--- SUPPLIED DATA ---

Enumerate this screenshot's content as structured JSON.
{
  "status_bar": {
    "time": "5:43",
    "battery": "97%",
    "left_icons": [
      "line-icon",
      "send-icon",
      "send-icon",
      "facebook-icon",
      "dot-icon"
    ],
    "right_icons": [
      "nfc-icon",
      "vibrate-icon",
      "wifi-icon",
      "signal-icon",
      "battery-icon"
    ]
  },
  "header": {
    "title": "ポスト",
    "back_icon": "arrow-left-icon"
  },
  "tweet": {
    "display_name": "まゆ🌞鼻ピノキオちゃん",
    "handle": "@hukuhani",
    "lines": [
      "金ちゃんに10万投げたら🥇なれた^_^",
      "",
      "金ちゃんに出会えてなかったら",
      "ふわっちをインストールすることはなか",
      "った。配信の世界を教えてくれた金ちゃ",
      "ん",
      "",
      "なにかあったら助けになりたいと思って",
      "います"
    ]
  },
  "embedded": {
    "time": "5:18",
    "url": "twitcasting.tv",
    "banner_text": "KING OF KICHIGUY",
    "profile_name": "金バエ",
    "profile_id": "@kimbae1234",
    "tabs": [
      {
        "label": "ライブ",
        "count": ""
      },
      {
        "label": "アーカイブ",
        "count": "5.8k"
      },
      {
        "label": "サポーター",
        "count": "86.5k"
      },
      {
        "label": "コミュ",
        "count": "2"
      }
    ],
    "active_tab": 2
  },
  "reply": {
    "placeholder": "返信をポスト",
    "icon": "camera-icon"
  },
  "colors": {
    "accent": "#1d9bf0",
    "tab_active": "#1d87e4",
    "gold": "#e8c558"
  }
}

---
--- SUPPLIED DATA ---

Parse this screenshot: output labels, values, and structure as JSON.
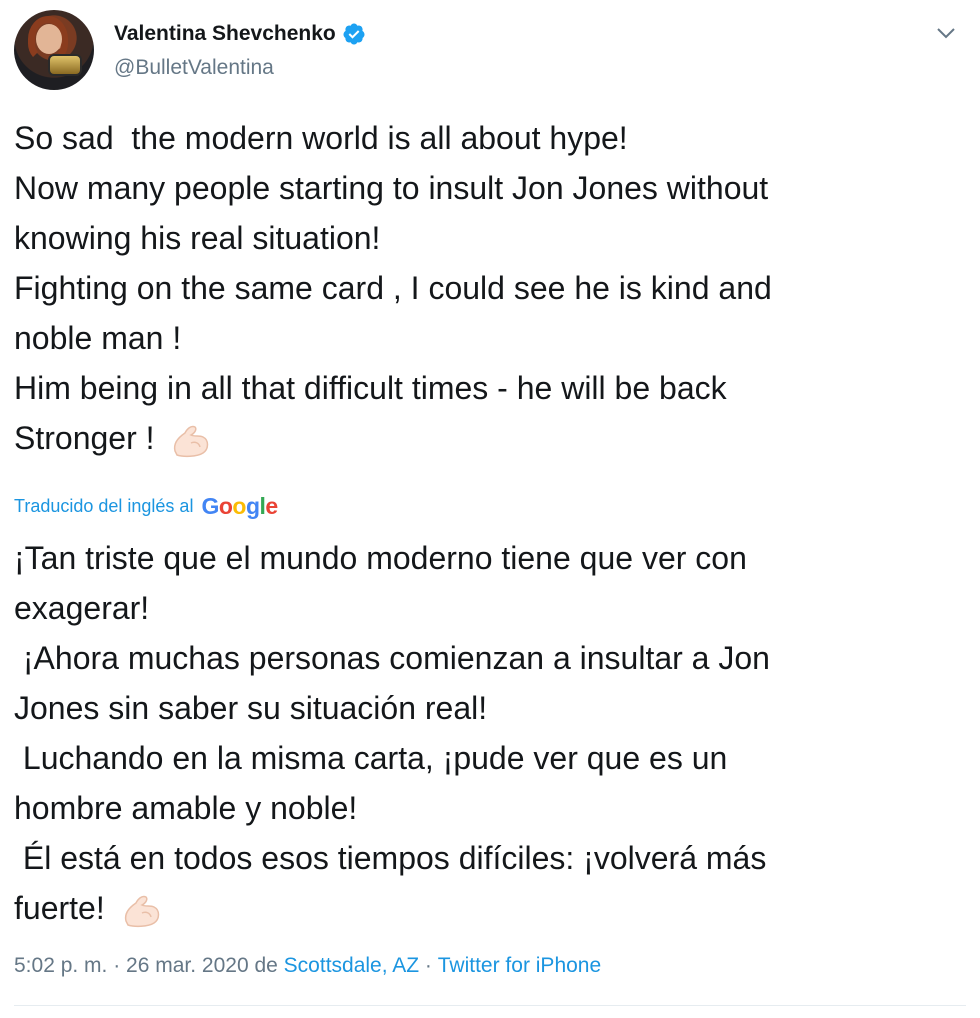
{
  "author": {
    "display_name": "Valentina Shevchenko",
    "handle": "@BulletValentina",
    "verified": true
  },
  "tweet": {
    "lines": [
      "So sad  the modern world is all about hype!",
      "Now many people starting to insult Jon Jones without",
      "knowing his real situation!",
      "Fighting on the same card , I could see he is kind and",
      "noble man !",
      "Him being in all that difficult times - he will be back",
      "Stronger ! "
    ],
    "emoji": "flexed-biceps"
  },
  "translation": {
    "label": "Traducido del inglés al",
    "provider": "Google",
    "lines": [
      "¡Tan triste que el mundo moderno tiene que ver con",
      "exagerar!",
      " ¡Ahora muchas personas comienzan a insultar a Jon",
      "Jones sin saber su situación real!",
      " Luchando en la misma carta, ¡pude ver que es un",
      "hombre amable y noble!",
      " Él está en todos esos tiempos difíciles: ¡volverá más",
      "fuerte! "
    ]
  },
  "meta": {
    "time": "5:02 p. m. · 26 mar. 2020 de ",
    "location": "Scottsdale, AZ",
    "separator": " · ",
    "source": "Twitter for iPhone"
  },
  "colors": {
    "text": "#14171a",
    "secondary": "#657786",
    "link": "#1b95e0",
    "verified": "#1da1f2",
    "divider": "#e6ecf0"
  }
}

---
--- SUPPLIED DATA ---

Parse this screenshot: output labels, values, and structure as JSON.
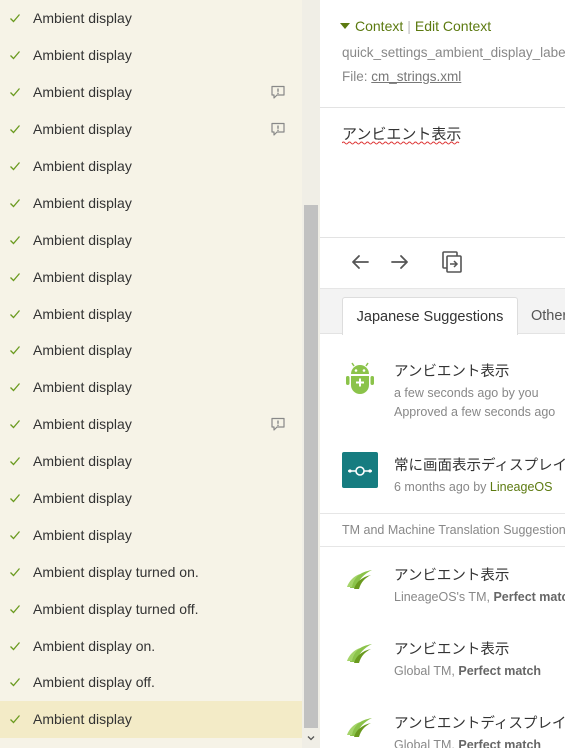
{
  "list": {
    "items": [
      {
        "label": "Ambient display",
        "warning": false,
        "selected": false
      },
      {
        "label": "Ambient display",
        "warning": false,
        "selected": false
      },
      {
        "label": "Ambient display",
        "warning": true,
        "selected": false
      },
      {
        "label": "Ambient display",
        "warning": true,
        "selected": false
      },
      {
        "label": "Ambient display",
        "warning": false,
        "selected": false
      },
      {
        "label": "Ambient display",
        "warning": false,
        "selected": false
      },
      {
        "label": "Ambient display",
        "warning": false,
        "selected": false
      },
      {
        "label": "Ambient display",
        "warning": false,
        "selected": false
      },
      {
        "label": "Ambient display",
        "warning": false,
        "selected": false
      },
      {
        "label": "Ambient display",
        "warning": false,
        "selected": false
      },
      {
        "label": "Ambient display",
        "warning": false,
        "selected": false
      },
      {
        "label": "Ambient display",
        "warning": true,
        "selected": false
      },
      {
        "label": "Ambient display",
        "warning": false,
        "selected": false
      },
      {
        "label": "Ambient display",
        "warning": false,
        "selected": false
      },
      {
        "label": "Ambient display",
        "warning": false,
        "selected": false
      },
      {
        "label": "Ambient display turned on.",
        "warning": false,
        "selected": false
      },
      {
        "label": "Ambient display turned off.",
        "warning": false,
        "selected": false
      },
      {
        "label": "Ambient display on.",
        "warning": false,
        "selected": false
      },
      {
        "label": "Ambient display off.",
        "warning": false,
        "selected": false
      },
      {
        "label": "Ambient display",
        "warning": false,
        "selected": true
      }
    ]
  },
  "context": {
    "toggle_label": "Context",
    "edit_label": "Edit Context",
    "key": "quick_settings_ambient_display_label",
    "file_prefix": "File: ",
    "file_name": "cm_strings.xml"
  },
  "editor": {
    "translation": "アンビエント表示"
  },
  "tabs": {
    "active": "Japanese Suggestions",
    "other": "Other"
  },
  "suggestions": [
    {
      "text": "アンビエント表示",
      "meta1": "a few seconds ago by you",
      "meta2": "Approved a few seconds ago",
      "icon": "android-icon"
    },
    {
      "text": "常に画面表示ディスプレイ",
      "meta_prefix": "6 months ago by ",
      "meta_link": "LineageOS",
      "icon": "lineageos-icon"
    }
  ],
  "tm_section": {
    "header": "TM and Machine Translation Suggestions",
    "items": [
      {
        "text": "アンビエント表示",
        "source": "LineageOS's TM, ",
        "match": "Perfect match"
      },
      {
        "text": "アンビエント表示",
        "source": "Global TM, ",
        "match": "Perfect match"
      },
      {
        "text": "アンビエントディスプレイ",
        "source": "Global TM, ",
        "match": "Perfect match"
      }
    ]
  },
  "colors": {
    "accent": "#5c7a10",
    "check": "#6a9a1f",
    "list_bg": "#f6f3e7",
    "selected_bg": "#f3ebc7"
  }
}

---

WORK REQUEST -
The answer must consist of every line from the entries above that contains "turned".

SOLUTION -
        "label": "Ambient display turned on.",
        "label": "Ambient display turned off.",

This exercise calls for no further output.